Maybe a few too many beers and a conversation during Oktoberfest in Germany a few years back.
Lochie Elliot (22), of Paerau, said that was what started the Mongol Rally journey for him and five friends in two 2001 Fiat Puntos, travelling from England to Mongolia and Russia.
He returned home last week after completing the race with friends Stephen and Grant Restieaux, of Clinton, Brendon Thomas, of Middlemarch, James Lyall, of Wanaka, and Fraser Leslie, of Clinton.
Summing up the trip, Mr Elliot said it was a ‘‘really good'' experience and gave them an insight into what life was like in that part of the world.
‘‘It was great to have a look at some of those countries you probably wouldn't go to unless you were on an adventure like the rally.''
The Mongol Rally is a charity race across Europe and Central Asia, to Mongolia and Russia with no prize for first place.
Vehicles must be under 1000cc, no support vehicles are allowed and teams must raise at least $NZ2300 for charity.
His team, ‘‘Sheepish Kiwis'', raised about £1670 ($NZ4000) for Cool Earth, a United Kingdom-based charity chosen by race organisers, which works to save the world's remaining rainforests.
The team took 32 days to travel the 14,000km across Europe, Turkey, Georgia, Kazakhstan, Mongolia and Russia in two vehicles.
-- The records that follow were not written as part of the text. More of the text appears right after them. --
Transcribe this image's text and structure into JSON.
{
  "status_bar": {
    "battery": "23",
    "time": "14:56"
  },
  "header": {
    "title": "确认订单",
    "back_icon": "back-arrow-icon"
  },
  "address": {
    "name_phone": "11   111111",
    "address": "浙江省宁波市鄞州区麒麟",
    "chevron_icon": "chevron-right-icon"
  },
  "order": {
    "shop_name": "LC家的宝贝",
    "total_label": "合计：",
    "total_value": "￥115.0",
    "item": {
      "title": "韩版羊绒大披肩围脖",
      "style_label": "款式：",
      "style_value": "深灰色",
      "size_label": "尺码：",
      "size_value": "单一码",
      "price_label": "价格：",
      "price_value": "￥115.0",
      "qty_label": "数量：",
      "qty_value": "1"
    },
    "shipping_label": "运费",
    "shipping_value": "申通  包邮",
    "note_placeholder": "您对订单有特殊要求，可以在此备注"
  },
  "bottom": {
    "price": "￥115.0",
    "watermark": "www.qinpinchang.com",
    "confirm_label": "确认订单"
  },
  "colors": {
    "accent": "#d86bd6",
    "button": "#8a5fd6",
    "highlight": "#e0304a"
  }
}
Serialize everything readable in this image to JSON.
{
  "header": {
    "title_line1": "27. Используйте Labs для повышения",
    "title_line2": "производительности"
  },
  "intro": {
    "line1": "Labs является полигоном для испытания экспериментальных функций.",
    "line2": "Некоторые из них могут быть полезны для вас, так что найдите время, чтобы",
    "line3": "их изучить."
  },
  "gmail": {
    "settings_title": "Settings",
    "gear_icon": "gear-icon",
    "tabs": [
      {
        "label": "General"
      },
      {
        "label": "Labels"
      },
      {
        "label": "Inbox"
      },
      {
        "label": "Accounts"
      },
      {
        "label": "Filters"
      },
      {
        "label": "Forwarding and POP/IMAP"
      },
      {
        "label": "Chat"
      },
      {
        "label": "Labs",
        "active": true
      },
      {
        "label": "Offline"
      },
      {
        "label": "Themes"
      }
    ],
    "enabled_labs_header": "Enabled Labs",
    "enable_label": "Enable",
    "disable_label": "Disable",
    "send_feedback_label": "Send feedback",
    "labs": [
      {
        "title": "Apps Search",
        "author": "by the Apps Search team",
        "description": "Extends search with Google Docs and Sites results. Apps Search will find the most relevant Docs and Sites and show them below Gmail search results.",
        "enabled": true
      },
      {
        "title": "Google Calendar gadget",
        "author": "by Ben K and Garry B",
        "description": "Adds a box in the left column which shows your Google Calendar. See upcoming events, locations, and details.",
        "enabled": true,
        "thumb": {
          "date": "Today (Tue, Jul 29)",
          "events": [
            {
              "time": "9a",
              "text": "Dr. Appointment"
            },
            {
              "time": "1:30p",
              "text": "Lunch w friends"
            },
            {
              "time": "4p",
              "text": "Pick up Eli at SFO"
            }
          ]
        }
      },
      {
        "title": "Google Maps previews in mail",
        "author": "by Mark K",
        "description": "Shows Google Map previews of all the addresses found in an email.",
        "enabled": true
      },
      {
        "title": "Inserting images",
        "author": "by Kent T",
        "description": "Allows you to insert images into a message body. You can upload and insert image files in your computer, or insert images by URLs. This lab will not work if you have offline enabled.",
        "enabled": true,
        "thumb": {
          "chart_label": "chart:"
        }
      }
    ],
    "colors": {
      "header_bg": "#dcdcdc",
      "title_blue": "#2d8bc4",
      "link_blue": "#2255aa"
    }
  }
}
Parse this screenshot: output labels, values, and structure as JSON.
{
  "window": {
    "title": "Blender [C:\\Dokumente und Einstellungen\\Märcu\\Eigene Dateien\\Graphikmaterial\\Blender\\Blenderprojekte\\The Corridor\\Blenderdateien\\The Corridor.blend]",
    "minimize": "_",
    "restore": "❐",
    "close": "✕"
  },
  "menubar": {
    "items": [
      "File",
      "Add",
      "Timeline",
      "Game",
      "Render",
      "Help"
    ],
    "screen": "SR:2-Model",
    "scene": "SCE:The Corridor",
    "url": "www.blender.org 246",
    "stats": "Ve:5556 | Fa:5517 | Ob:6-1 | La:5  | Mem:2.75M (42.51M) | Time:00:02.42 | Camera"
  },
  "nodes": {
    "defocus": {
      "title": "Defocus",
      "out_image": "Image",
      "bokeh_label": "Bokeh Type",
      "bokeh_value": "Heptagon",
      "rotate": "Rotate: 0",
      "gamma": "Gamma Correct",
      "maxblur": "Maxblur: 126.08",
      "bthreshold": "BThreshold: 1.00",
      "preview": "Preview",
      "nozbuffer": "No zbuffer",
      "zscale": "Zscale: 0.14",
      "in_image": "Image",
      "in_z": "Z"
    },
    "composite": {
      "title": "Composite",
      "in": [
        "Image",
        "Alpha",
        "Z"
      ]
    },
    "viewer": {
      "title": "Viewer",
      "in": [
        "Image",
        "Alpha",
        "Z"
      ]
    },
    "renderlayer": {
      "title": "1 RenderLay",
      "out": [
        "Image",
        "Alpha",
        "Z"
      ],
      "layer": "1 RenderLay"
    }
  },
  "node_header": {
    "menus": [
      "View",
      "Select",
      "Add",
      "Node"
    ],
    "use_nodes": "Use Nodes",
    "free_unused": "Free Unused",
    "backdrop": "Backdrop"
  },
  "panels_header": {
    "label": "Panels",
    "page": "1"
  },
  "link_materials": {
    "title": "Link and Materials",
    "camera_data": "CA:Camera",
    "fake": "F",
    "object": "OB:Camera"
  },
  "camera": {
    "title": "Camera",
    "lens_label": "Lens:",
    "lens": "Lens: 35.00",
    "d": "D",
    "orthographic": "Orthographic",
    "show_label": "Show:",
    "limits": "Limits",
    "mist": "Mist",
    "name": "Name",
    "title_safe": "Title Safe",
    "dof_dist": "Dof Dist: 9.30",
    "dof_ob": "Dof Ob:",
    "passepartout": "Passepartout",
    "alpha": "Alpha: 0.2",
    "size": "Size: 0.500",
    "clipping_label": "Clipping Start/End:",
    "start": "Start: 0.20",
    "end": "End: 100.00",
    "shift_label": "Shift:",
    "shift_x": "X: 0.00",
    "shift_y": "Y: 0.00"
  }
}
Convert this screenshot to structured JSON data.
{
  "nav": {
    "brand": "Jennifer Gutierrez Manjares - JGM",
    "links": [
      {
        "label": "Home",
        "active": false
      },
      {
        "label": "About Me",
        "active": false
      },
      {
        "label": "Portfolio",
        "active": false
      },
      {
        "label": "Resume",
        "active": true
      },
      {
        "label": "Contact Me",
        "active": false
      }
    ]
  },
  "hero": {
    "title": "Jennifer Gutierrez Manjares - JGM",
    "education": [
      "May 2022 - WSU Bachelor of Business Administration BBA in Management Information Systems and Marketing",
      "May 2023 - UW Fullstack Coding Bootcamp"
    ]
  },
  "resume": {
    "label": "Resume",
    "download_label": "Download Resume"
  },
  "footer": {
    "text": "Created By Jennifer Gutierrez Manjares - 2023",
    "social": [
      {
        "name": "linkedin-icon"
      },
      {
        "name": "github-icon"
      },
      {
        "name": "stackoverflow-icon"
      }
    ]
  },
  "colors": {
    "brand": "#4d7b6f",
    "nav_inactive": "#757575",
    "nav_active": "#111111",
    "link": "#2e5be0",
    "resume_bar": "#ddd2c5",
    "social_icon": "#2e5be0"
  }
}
The roads throughout the race were ‘‘tough going'', especially in Kazakhstan, where the team avoided driving on the main roads, and instead drove through paddocks.
The poverty along the way in the former Soviet countries as well as ‘‘supposedly Western'' countries, like Hungary and Romania, was an ‘‘eye-opener'', Mr Elliot said.
Highlights included a trip to Gallipoli in Turkey, and seeing the Blue Mosque in Istanbul.
Travelling with friends in cramped conditions was challenging at times too, and the hot weather, with temperatures some days reaching 52degC.
Along the way there was only one small ‘‘break down'' incident, a flat tyre, but otherwise they got through without a hitch, he said.
However, the vehicles, named Poppy and Fanny, were ‘‘pretty buggered'' by the end of the race, with broken shock absorbers, snapped rear springs, and a ‘‘pretty rusted out'' floor.
Mr Elliot was now working on his family's farm in the Paerau Valley, while team mates were back home in Otago and Australia, while one started his overseas experience in England.
Mr Elliot said he would highly recommend the race to anyone who wanted to do something outside the ‘‘normal'' on their OE.